Pull every line containing "this" from the listing below.

====================

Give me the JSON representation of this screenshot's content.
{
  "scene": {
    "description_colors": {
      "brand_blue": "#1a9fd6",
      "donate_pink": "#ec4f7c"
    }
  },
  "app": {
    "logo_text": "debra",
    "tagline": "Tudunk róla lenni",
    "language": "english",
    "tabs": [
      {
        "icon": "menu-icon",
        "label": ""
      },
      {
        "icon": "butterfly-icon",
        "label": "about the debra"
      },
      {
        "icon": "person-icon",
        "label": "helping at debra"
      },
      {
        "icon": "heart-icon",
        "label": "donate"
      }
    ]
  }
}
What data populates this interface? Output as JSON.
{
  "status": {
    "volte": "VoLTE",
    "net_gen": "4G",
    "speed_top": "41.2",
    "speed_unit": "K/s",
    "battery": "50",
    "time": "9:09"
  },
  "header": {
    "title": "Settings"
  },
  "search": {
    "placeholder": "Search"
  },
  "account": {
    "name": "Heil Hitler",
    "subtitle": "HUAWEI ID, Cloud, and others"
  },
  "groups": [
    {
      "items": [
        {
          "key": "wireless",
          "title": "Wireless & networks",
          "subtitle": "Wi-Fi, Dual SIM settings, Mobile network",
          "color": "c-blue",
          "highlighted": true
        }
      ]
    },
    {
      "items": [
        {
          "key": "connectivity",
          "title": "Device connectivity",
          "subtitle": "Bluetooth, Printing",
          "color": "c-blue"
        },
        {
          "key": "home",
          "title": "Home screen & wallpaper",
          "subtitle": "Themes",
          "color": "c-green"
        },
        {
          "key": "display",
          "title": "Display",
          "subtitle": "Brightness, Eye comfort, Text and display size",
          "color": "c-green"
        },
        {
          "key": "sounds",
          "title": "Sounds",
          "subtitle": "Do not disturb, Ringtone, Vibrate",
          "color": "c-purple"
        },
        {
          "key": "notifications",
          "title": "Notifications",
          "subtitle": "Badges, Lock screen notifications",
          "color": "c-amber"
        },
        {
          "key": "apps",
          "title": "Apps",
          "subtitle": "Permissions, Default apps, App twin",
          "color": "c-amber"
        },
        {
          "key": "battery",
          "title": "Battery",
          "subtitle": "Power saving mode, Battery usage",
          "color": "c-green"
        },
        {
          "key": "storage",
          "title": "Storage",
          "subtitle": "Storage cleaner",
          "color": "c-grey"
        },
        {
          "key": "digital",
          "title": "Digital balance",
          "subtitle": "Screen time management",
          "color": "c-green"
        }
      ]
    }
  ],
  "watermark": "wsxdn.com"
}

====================

Written response:
Give me the JSON representation of this screenshot's content.
What data populates this interface? Output as JSON.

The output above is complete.